“The culture is incredibly supportive, not cutthroat or nuts competitive. Absolutely we’re all there to do our finest and carry out as a lot as doable, but we also expend time collectively outside the house of the studio,” she claimed. “Also, issues of injuries and psychological health are highly regarded. The older I get, the far more that results in being critical.”

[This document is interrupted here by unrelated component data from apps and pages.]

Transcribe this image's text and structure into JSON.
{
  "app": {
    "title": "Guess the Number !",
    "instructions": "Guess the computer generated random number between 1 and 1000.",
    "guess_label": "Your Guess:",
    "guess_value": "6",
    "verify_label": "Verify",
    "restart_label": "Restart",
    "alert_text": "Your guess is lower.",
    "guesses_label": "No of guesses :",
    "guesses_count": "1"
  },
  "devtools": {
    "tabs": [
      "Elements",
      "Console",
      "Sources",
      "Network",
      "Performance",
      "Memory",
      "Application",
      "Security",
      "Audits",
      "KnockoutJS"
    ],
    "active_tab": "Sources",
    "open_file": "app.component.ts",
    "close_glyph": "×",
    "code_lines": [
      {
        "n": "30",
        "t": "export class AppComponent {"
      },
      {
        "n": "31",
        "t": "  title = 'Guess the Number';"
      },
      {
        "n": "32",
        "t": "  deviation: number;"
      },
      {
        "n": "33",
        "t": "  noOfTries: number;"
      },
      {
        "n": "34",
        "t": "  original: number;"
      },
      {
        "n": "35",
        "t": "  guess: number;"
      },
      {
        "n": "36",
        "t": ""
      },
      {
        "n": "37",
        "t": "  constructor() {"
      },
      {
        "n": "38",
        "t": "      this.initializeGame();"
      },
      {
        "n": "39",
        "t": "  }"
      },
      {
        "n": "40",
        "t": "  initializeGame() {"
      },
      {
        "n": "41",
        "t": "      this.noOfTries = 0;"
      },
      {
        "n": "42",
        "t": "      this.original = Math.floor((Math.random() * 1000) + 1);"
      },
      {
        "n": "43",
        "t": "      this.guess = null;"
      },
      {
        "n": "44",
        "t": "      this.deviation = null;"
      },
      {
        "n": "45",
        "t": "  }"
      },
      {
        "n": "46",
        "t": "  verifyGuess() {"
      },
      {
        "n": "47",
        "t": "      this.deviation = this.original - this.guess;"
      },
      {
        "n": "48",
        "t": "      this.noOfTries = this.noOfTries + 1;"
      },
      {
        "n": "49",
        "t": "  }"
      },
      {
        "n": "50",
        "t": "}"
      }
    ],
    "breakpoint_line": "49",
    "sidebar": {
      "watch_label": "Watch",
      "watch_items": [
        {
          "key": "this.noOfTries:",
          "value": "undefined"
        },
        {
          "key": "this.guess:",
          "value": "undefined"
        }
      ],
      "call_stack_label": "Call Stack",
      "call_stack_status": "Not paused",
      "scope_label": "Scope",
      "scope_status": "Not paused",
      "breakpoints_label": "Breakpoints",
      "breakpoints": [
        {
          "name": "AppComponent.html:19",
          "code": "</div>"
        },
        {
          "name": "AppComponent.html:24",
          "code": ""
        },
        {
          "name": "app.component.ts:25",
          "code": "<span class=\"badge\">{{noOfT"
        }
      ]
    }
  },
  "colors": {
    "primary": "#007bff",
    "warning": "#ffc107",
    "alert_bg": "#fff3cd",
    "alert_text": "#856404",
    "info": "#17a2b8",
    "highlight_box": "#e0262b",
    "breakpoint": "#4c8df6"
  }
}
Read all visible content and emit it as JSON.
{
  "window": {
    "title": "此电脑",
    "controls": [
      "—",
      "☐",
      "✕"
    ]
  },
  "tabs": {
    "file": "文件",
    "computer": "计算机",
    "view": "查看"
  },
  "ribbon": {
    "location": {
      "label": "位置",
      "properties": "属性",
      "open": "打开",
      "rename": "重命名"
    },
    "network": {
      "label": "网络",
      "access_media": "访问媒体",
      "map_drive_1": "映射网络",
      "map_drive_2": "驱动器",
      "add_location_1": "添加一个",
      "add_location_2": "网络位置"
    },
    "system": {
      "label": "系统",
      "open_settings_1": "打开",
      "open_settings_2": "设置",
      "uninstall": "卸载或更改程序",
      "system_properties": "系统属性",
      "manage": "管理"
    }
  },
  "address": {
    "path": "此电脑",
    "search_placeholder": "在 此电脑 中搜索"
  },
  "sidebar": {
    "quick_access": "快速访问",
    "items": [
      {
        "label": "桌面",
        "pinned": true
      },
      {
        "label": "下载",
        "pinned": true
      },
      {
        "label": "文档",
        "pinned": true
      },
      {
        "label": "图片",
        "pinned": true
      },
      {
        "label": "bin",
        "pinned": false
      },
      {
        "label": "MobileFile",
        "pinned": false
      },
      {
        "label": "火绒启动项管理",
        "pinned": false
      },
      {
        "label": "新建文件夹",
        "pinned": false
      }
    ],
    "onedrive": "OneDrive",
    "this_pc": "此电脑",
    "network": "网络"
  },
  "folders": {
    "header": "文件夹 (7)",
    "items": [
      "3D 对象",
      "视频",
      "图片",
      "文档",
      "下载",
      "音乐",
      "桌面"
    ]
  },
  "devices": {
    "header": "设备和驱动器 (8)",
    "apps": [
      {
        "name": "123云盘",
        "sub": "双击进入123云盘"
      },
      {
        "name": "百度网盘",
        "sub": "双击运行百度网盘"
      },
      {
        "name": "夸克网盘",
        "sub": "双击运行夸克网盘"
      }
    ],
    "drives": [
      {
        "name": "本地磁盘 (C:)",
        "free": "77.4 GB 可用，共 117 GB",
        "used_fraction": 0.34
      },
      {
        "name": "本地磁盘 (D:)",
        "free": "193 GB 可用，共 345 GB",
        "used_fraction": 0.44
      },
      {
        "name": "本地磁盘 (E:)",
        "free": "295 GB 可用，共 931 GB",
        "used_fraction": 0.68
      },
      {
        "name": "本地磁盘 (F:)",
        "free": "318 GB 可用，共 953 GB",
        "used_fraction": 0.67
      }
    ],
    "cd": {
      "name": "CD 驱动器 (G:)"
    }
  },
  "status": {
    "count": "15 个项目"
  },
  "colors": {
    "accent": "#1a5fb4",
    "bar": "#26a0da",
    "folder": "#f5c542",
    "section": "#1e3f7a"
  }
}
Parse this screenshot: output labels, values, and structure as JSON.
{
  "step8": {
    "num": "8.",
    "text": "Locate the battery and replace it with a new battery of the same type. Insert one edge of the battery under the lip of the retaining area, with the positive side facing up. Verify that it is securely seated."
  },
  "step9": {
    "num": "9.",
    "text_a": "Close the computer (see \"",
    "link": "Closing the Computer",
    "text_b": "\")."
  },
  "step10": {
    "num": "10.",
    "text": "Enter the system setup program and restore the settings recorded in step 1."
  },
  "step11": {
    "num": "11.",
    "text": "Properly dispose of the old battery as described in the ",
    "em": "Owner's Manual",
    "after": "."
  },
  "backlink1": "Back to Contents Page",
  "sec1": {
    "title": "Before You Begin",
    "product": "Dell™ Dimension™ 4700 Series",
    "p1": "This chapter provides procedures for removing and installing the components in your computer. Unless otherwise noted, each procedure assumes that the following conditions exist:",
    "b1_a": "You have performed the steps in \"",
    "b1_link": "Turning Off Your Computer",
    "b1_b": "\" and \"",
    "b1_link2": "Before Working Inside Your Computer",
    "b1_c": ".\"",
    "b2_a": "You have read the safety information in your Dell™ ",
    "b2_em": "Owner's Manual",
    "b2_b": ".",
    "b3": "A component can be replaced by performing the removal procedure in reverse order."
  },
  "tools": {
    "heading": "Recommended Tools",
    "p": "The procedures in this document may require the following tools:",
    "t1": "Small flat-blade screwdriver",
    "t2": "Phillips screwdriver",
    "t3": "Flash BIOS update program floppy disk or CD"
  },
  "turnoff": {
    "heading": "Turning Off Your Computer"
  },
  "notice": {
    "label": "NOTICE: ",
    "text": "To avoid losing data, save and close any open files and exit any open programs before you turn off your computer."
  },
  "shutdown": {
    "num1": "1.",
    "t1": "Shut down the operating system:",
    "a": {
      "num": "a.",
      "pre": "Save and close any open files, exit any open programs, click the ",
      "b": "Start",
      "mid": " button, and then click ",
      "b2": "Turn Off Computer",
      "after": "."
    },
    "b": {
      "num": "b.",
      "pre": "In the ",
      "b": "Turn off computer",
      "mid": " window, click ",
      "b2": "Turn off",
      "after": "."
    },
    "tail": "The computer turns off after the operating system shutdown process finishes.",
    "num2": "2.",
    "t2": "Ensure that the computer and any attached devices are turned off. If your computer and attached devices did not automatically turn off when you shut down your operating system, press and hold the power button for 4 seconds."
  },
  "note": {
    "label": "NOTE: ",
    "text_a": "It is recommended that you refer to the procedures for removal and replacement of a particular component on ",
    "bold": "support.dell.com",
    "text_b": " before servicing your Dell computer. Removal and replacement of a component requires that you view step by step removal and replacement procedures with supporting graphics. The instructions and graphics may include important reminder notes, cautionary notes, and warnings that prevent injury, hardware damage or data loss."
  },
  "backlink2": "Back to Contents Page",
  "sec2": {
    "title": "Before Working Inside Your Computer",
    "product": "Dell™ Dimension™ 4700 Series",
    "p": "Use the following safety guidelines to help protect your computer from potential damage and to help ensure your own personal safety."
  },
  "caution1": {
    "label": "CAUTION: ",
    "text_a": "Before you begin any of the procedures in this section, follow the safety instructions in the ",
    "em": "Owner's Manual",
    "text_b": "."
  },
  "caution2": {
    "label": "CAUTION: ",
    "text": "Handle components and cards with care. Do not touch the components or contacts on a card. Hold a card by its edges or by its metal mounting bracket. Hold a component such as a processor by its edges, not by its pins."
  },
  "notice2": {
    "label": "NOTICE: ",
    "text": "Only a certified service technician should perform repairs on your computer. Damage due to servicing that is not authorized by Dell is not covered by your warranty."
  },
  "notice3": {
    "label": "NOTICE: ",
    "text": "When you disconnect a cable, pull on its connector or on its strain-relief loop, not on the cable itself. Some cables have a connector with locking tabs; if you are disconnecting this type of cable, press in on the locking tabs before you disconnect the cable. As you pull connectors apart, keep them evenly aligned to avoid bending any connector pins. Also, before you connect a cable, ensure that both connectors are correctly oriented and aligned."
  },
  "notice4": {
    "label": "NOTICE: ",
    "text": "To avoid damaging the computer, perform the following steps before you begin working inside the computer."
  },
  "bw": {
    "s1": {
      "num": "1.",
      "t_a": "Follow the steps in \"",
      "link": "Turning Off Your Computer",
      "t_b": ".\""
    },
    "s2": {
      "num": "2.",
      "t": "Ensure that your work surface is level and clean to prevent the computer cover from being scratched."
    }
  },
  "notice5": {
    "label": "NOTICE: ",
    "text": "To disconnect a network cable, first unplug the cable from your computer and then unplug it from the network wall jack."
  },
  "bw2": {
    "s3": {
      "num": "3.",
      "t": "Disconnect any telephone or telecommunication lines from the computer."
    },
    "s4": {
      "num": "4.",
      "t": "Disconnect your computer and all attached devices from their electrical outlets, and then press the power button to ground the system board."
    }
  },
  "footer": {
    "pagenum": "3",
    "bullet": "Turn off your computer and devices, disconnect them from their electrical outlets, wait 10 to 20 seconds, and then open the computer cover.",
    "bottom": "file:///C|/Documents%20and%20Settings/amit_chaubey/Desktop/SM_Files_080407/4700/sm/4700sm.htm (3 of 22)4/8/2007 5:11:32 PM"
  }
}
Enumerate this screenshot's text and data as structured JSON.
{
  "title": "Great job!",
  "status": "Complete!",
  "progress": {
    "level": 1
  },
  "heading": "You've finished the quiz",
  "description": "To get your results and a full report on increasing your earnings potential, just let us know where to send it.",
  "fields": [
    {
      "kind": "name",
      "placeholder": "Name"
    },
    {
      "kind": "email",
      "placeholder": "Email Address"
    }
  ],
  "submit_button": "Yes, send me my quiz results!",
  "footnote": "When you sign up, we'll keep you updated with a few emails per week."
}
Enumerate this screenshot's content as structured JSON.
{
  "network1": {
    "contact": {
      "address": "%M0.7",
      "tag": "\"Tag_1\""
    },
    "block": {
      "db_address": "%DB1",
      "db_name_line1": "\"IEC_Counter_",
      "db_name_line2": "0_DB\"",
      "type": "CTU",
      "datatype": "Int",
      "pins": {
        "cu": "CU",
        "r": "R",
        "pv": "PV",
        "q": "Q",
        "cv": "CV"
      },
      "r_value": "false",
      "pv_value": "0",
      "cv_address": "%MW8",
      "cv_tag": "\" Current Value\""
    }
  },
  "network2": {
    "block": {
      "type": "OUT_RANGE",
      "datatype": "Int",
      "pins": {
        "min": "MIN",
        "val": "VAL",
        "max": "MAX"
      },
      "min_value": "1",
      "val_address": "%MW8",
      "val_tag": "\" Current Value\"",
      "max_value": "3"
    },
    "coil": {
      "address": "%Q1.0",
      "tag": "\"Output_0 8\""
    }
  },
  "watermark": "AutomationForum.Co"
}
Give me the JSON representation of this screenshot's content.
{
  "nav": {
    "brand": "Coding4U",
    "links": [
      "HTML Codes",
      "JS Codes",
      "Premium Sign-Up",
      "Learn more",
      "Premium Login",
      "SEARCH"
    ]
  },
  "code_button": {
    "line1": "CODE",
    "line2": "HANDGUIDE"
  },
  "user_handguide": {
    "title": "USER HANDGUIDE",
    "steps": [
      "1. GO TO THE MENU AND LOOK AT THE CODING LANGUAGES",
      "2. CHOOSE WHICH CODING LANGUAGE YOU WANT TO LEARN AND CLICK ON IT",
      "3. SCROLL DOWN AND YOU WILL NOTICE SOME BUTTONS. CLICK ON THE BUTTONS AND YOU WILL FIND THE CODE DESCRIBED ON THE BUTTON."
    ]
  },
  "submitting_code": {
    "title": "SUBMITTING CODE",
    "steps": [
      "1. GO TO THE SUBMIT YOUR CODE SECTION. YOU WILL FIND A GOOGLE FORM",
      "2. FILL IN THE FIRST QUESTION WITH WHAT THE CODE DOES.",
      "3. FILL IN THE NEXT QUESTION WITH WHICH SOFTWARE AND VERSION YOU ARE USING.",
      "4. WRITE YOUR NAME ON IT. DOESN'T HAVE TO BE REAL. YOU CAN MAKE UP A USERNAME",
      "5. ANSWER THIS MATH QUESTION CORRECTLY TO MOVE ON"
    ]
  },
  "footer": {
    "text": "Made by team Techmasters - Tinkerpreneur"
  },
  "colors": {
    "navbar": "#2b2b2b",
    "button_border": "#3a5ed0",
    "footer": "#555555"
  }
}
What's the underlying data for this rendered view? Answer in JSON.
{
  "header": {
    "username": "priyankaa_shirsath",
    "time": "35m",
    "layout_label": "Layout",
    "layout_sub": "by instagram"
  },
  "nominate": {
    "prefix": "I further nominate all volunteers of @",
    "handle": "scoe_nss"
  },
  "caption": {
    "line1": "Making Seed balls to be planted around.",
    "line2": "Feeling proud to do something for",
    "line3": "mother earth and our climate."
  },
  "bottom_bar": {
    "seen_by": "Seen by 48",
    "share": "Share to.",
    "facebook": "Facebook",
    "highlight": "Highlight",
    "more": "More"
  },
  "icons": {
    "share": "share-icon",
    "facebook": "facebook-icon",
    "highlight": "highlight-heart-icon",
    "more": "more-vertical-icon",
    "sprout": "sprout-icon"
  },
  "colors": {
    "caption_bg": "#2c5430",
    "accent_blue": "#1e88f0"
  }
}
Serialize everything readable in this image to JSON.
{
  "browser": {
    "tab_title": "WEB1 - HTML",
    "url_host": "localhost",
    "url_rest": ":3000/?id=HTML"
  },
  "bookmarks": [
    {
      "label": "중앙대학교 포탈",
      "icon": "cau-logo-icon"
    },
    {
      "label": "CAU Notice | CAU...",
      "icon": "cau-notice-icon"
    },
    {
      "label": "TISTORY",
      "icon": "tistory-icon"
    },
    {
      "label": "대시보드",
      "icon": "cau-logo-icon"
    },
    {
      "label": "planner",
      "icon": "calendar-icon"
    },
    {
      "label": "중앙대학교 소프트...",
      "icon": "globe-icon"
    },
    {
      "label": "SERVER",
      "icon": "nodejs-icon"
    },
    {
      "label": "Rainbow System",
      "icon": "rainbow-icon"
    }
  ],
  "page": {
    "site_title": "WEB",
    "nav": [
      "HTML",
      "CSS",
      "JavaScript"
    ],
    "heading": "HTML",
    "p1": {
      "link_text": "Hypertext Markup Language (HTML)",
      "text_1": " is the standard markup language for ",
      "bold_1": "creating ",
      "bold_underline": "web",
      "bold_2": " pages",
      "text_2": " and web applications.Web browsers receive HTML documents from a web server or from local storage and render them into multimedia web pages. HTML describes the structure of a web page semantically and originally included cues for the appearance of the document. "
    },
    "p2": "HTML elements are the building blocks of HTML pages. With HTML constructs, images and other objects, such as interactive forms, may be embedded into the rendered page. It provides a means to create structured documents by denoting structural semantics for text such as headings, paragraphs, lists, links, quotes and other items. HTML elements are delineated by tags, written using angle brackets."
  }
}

At 34, Hashemi hopes to hold dancing for at least one more 5 many years. It’s too early to imagine about retirement, but the pandemic shutdown — in the course of which she experienced elective hip medical procedures to proper ongoing damage — has manufactured every person she is familiar with believe afresh about longevity and the condition of their professions. She hopes to deal with much more of the big story ballets, like the “Giselle” she danced just ahead of COVID hit.

In the meantime, Hashemi is stored occupied by a distinct set of challenges: resolving elaborate logistical complications, figuring out how to adapt the present aeronautical infrastructure to technical improvements these kinds of as drones and automated air visitors command.

It seems excellent for somebody constitutionally driven to excel.

“I work my working day occupation with NASA, and then I’m at the studio until the evening a few of evenings a week and typically on Saturday. Sometimes a person schedule has to give to accommodate the other, but not far too typically,” she mentioned. “Hopefully, I have attained a harmony.”

“Nutcracker”: Peninsula Ballet Theatre. 7 p.m. Saturday, Dec. 18. 2 p.m. Sunday, Dec. 19. $35-$65. Fox Theatre, 2215 Broadway, Redwood Town. 650-342-3262.